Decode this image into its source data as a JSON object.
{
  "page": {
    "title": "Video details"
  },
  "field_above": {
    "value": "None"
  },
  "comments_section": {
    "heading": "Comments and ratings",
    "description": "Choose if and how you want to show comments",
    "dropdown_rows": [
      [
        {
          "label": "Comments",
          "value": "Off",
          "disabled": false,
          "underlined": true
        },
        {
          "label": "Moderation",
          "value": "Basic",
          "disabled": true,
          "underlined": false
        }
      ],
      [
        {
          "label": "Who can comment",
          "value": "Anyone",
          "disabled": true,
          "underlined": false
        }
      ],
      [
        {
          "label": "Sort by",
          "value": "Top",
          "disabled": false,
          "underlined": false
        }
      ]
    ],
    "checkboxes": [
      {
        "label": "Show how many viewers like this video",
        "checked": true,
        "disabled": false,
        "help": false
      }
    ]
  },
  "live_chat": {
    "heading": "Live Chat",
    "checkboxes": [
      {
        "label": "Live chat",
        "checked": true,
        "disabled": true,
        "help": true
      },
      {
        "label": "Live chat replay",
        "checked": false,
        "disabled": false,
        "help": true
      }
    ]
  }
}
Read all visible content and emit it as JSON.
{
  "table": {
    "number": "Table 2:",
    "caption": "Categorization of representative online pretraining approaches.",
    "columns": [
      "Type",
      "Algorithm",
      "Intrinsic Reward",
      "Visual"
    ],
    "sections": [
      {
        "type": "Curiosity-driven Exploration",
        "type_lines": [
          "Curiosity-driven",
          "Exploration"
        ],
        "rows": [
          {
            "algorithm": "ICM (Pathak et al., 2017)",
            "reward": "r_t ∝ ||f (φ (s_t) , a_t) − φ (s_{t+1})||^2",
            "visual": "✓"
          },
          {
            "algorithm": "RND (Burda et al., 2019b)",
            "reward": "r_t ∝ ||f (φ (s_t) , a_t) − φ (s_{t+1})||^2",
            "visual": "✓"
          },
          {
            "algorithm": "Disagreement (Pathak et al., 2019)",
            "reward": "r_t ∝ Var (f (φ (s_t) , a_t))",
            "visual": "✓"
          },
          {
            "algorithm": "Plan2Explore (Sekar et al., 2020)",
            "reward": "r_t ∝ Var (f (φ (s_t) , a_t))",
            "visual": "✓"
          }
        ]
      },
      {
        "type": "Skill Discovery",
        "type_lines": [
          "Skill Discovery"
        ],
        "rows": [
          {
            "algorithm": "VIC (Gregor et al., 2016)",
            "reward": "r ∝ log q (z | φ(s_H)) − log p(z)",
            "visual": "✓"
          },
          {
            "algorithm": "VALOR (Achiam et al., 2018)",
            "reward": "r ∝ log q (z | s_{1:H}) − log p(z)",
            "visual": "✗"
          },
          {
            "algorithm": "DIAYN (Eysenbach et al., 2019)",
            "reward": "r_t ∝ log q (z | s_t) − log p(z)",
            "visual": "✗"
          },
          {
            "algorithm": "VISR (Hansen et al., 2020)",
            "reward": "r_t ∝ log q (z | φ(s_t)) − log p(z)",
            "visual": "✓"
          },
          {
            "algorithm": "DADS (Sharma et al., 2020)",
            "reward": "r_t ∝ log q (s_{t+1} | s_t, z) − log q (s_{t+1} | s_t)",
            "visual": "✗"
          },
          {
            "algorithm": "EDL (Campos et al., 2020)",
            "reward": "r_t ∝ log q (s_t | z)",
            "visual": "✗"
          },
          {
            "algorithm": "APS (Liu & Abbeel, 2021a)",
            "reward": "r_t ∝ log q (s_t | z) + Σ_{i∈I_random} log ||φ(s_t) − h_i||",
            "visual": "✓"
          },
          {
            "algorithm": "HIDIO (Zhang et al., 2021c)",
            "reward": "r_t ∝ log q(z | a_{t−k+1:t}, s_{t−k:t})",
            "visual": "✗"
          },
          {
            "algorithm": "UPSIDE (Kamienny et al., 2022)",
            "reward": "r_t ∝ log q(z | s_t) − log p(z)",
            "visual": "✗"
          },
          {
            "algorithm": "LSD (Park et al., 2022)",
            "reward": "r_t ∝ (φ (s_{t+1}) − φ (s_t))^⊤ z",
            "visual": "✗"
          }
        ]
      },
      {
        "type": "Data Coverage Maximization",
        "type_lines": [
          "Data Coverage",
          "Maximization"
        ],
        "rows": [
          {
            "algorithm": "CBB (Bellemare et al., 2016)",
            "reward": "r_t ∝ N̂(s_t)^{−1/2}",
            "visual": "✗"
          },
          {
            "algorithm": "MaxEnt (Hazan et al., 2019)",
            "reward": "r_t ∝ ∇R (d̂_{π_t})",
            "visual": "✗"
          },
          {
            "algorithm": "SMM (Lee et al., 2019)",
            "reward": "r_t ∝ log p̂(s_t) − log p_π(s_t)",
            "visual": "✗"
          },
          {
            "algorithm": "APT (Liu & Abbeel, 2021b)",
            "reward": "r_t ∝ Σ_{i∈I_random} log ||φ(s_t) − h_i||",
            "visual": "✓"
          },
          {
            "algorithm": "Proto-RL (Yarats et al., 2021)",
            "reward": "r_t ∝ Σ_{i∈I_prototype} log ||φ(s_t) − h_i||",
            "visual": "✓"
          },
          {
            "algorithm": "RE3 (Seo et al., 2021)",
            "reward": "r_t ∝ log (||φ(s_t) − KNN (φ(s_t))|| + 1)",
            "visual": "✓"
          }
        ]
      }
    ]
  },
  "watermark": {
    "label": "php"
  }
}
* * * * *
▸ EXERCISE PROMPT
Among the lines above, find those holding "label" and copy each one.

▸ ANSWER
          "label": "Comments",
          "label": "Moderation",
          "label": "Who can comment",
          "label": "Sort by",
        "label": "Show how many viewers like this video",
        "label": "Live chat",
        "label": "Live chat replay",
    "label": "php"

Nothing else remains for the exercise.